[Excerpts from an interface dataset]
··········

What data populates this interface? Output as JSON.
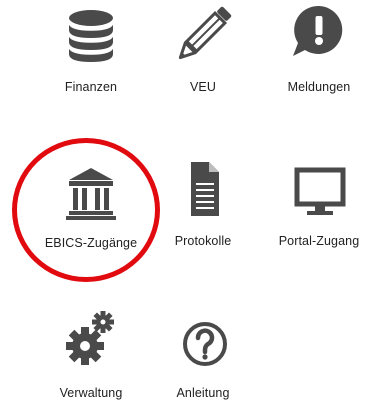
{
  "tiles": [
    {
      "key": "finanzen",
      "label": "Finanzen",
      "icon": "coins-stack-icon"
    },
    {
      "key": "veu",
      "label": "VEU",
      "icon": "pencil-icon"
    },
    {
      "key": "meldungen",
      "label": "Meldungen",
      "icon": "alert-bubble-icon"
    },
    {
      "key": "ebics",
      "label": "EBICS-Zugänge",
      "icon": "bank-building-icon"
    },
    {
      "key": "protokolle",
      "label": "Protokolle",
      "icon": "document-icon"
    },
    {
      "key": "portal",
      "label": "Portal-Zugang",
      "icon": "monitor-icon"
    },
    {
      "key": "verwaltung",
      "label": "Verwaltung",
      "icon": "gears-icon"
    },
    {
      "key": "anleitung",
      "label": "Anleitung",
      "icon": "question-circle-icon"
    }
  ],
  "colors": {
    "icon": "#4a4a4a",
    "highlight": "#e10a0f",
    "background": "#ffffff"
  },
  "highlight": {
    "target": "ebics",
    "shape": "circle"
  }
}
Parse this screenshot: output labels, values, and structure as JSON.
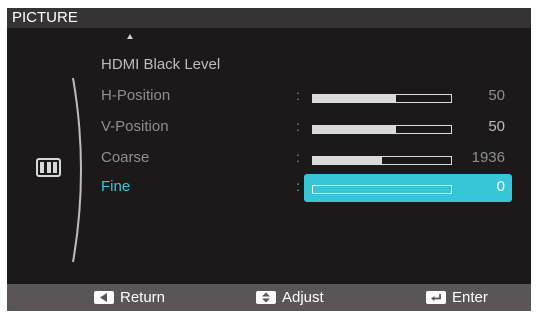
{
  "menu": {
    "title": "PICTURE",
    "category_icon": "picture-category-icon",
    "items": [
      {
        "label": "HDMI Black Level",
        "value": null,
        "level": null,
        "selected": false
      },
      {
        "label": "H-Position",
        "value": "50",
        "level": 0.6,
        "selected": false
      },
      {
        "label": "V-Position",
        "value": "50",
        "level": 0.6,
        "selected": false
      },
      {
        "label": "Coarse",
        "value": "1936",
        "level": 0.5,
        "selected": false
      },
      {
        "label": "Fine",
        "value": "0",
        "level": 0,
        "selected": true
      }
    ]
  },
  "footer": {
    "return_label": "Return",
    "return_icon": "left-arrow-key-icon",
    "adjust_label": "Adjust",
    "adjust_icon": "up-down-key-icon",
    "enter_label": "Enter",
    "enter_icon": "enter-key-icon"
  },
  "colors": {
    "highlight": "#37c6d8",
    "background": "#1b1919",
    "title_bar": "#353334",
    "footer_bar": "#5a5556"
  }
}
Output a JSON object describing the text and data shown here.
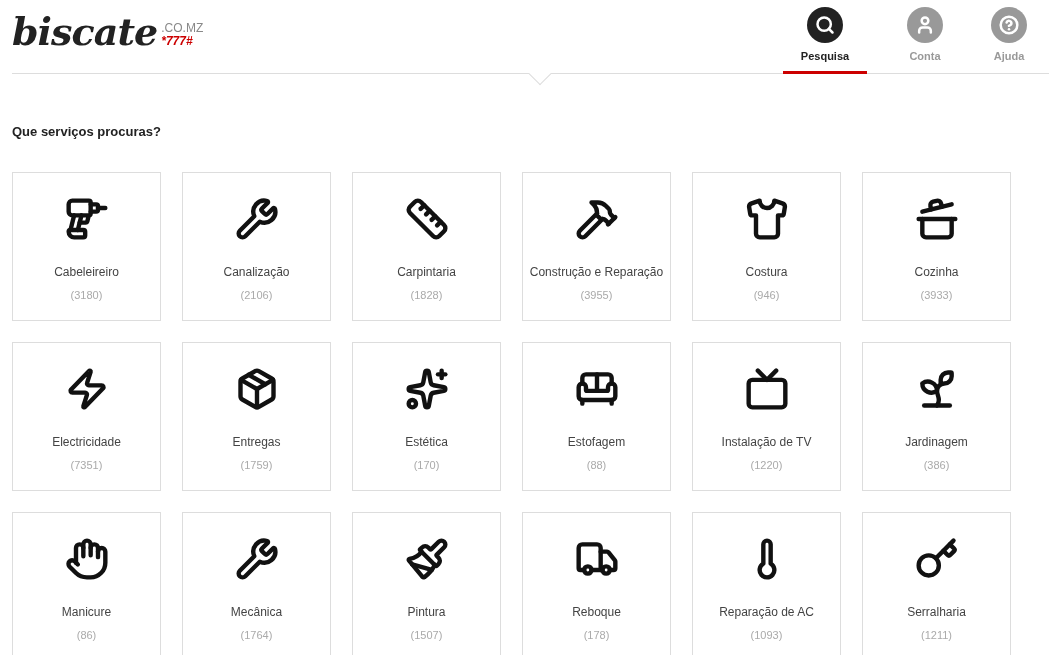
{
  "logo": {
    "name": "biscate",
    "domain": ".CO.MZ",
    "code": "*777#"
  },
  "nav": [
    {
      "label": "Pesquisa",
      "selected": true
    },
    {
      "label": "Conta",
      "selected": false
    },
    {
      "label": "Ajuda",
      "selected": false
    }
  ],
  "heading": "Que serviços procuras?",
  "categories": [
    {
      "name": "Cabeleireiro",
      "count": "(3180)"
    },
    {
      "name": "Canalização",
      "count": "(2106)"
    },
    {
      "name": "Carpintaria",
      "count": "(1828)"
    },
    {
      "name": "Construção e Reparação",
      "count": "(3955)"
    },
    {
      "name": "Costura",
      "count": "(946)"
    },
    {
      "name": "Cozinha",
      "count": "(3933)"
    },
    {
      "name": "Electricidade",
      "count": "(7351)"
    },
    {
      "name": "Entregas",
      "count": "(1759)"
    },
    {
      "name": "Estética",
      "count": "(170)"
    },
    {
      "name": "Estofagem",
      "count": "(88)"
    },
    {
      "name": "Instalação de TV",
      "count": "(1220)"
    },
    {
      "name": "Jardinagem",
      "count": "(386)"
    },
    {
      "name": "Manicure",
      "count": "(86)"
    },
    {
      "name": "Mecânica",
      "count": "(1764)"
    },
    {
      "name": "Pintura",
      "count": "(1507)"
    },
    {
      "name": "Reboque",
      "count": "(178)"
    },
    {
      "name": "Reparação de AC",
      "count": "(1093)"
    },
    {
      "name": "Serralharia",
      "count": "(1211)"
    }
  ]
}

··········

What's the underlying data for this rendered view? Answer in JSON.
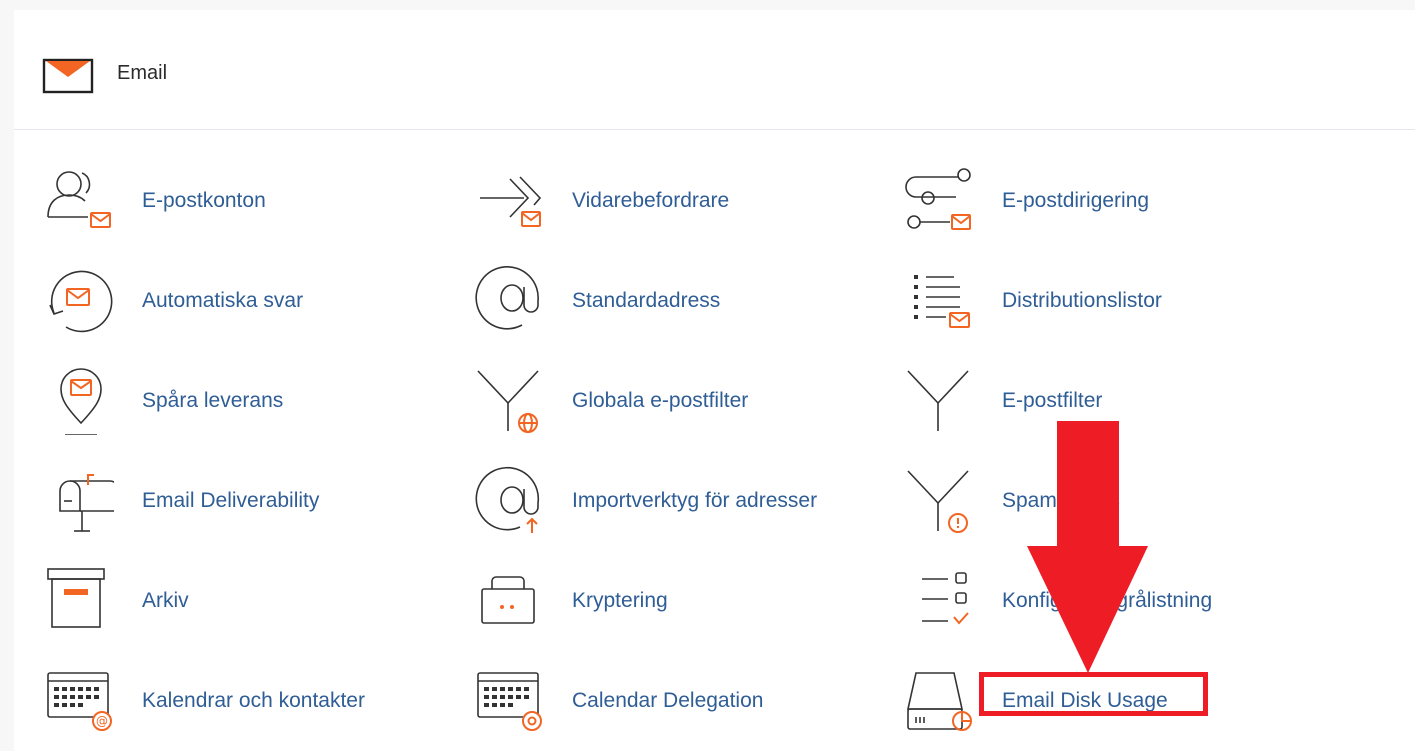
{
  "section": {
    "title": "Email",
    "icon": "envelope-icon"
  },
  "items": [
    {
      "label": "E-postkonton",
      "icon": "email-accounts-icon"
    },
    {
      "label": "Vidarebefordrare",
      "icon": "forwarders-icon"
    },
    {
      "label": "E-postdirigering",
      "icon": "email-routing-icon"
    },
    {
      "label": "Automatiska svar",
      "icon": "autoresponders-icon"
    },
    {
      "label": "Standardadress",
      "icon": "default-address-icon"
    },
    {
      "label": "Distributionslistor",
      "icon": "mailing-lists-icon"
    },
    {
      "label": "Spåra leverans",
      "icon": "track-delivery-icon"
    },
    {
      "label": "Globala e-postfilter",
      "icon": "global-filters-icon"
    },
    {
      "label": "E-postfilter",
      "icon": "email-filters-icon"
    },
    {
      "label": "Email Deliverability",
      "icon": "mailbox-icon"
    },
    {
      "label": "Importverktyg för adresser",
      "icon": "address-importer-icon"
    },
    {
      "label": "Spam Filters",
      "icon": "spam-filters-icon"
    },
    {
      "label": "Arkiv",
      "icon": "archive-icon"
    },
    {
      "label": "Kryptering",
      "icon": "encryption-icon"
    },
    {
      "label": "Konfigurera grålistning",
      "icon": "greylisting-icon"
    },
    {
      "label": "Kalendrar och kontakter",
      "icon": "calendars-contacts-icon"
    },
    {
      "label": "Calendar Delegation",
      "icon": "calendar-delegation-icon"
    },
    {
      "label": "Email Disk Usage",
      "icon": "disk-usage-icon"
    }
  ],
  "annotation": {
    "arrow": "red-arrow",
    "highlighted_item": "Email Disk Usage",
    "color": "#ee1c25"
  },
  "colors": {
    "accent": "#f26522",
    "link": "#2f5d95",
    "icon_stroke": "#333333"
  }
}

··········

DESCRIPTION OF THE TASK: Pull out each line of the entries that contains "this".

ANSWER:
What data populates this interface? Output as JSON.
Parse this screenshot: output labels, values, and structure as JSON.
What's the underlying data for this rendered view? Answer in JSON.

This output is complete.